functioning as the professional counsel guaranteed by the
Sixth Amendment; and (2) that he was prejudiced by his
attorney's deficiencies, i.e., that “there is a
reasonable probability that, but for counsel's
unprofessional errors, the result of the proceeding would
have been different.” Strickland v.
Washington, 466 U.S. 668, 694 (1984).
Strickland, counsel “is strongly presumed to
have rendered adequate assistance and made all significant
decisions in the exercise of reasonable professional
judgment.” Id. at 690. Thus, to prove
deficiency, the petitioner must show that counsel's
performance “fell below an objective standard of
reasonableness under prevailing professional norms.”
Buehl v. Vaughn, 166 F.3d 163, 169 (3d Cir. 1999).
Courts evaluate the reasonableness of counsel's

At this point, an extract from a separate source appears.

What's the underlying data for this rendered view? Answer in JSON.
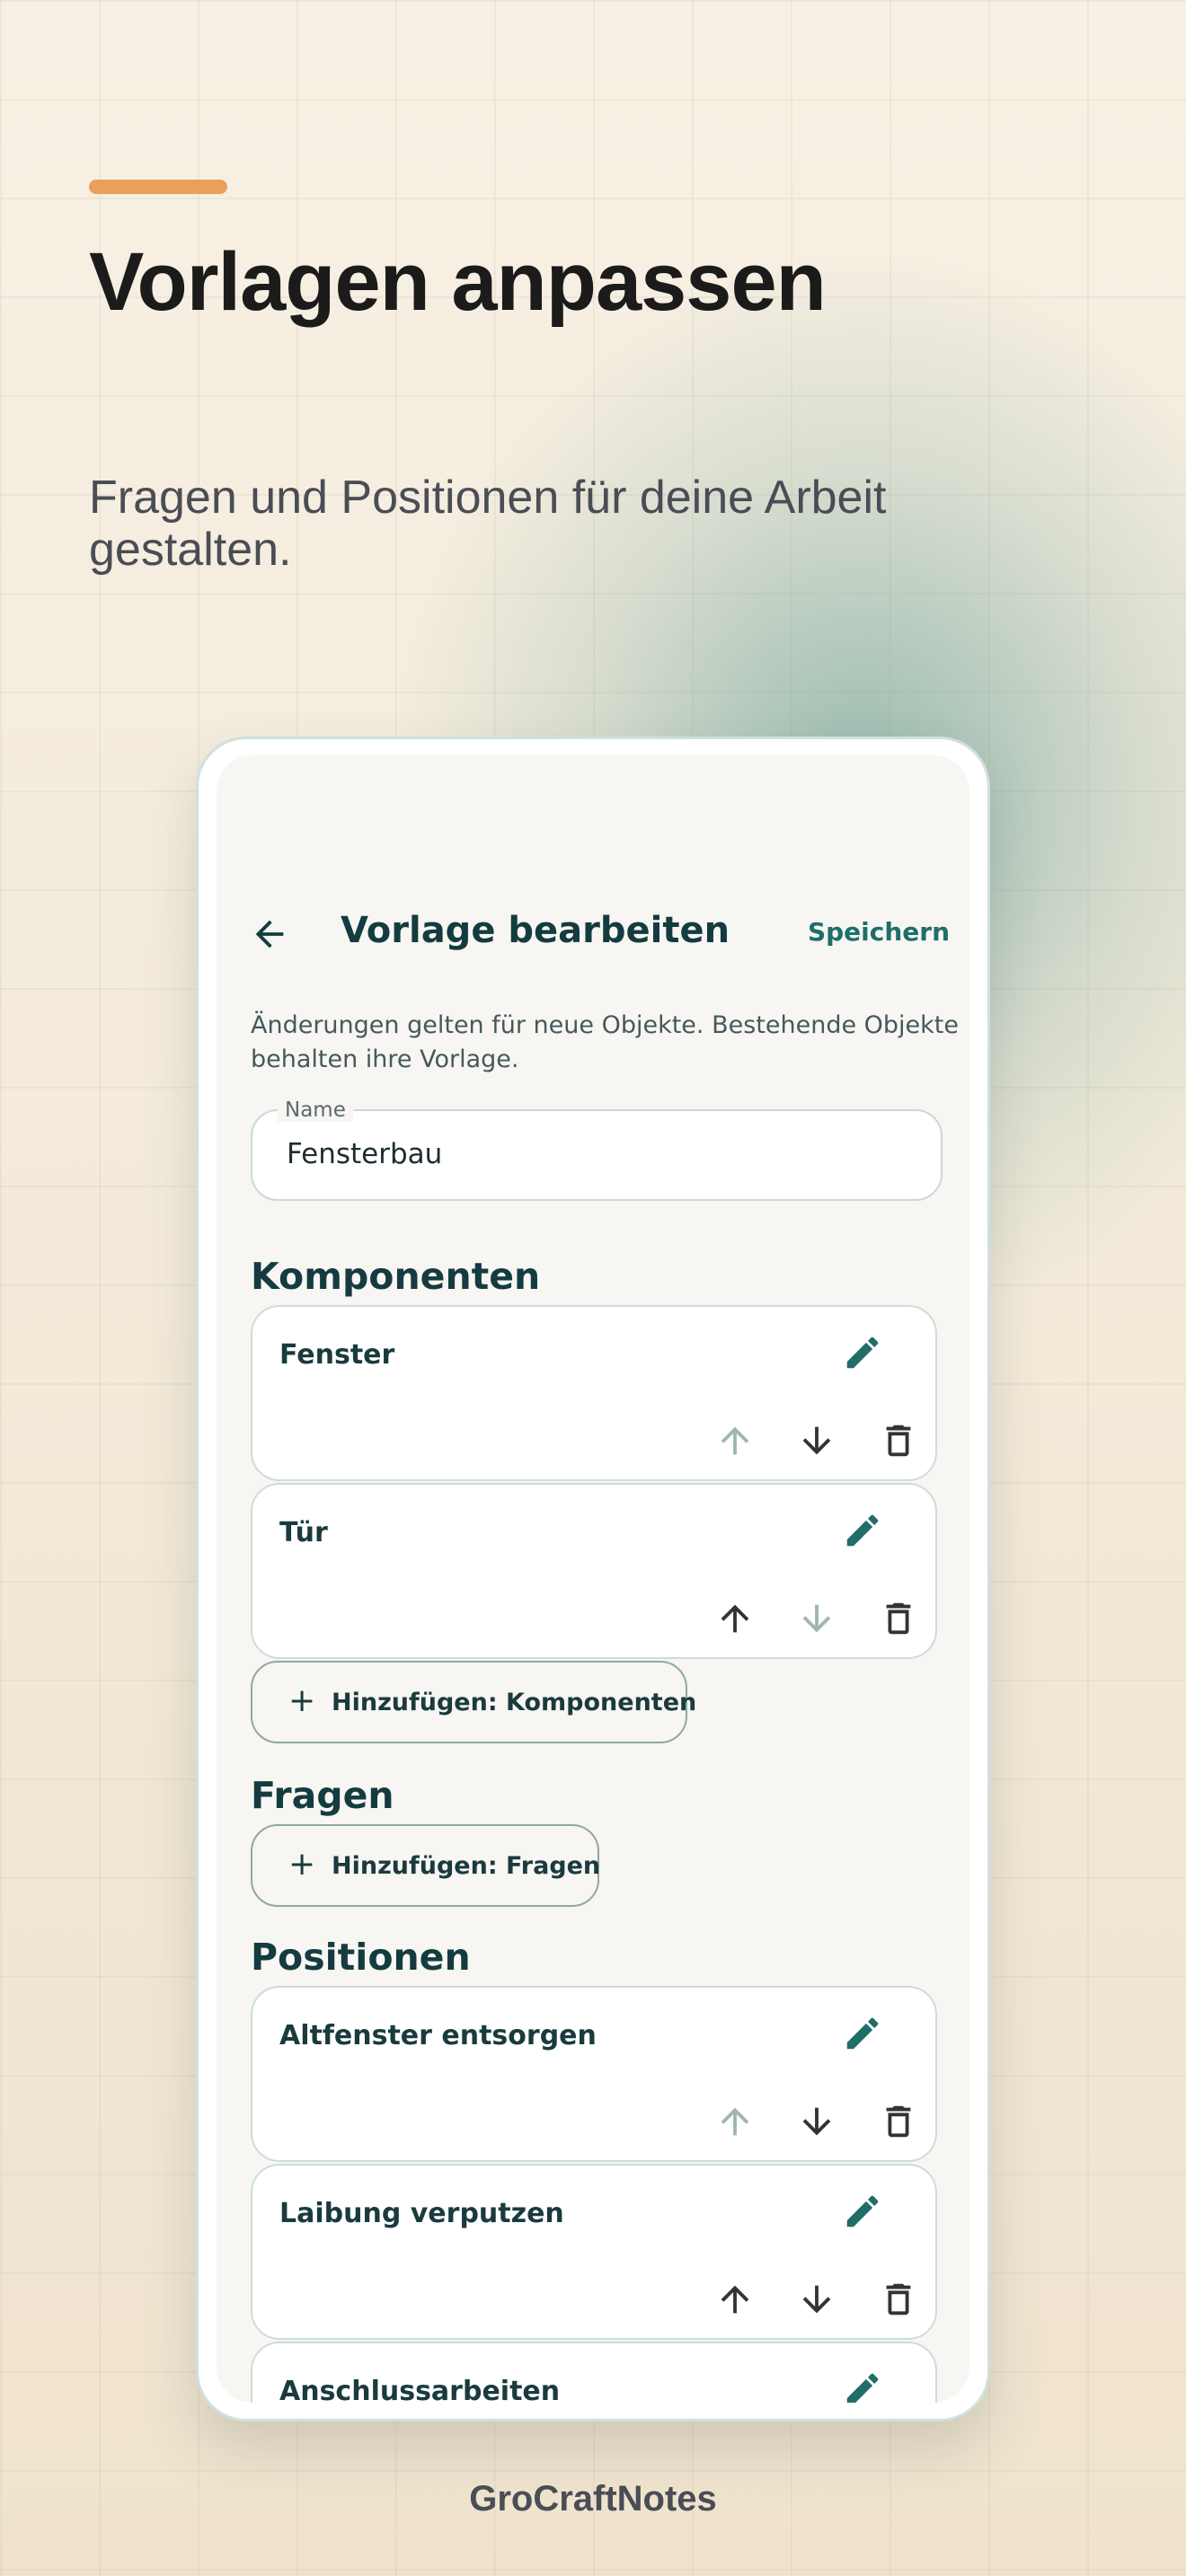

performance “from counsel's perspective at the time
of the alleged error and in light of all the
circumstances.” Kimmelman v. Morrison, 477
U.S. 365, 381 (1986). Ultimately, it is the petitioner who
bears the burden of demonstrating that counsel's
representation was deficient. Id.
where a petitioner is able to show that counsel's
representation was deficient, he must still affirmatively
demonstrate that counsel's deficient performance
prejudiced the petitioner's defense. Strickland,
466 U.S. at 692-93. “It is not enough for the defendant
to show that the errors had some conceivable effect on the
outcome of the proceeding.” Id. at 693.
Ineffective Assistance during Plea Negotiations (Ground
asserts that his attorney was ineffective during plea
negotiations. He asserts that his counsel met privately with
government regarding the possibility of negotiating a guilty
plea to a financial crime, but it was not accomplished, and
Petitioner believes that the government made a plea offer
during this meeting that was not communicated to him by
counsel. After this meeting, Petitioner believed he had no
choice but to go to trial. Petitioner further states that
counsel never discussed the pros and cons of pleading guilty
versus going to trial, including the financial implications
of his sentence. ECF No. 1, at 15-16. In his reply,
Petitioner elaborates that counsel underestimated his maximum
sentencing exposure, which prevented him from ...